*** Block opens ***

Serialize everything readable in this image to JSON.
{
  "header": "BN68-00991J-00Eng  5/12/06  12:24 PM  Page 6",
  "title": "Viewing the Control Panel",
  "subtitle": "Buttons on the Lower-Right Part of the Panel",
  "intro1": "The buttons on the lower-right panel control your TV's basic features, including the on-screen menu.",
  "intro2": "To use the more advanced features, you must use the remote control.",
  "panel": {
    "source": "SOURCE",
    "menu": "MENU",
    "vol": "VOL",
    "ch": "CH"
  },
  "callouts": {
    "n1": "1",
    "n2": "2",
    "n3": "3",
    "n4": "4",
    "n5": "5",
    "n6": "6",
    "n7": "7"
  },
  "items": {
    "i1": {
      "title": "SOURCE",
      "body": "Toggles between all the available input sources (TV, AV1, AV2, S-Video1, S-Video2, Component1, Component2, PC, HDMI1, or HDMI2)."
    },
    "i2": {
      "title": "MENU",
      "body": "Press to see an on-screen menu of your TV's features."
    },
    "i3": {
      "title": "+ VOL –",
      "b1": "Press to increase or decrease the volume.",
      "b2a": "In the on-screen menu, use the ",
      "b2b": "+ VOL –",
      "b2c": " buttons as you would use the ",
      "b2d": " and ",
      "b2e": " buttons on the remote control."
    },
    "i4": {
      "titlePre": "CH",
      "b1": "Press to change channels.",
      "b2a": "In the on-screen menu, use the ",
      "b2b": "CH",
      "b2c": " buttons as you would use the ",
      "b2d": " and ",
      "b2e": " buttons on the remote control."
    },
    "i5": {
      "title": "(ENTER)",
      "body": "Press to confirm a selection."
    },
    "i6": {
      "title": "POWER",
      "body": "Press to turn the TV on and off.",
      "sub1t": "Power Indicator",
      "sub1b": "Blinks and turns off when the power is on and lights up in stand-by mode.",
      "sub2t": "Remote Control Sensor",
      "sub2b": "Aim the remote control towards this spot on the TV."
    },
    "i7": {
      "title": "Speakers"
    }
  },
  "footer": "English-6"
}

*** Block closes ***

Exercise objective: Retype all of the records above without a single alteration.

Exercise response:
Serialize everything readable in this image to JSON.
{
  "header": "BN68-00991J-00Eng  5/12/06  12:24 PM  Page 6",
  "title": "Viewing the Control Panel",
  "subtitle": "Buttons on the Lower-Right Part of the Panel",
  "intro1": "The buttons on the lower-right panel control your TV's basic features, including the on-screen menu.",
  "intro2": "To use the more advanced features, you must use the remote control.",
  "panel": {
    "source": "SOURCE",
    "menu": "MENU",
    "vol": "VOL",
    "ch": "CH"
  },
  "callouts": {
    "n1": "1",
    "n2": "2",
    "n3": "3",
    "n4": "4",
    "n5": "5",
    "n6": "6",
    "n7": "7"
  },
  "items": {
    "i1": {
      "title": "SOURCE",
      "body": "Toggles between all the available input sources (TV, AV1, AV2, S-Video1, S-Video2, Component1, Component2, PC, HDMI1, or HDMI2)."
    },
    "i2": {
      "title": "MENU",
      "body": "Press to see an on-screen menu of your TV's features."
    },
    "i3": {
      "title": "+ VOL –",
      "b1": "Press to increase or decrease the volume.",
      "b2a": "In the on-screen menu, use the ",
      "b2b": "+ VOL –",
      "b2c": " buttons as you would use the ",
      "b2d": " and ",
      "b2e": " buttons on the remote control."
    },
    "i4": {
      "titlePre": "CH",
      "b1": "Press to change channels.",
      "b2a": "In the on-screen menu, use the ",
      "b2b": "CH",
      "b2c": " buttons as you would use the ",
      "b2d": " and ",
      "b2e": " buttons on the remote control."
    },
    "i5": {
      "title": "(ENTER)",
      "body": "Press to confirm a selection."
    },
    "i6": {
      "title": "POWER",
      "body": "Press to turn the TV on and off.",
      "sub1t": "Power Indicator",
      "sub1b": "Blinks and turns off when the power is on and lights up in stand-by mode.",
      "sub2t": "Remote Control Sensor",
      "sub2b": "Aim the remote control towards this spot on the TV."
    },
    "i7": {
      "title": "Speakers"
    }
  },
  "footer": "English-6"
}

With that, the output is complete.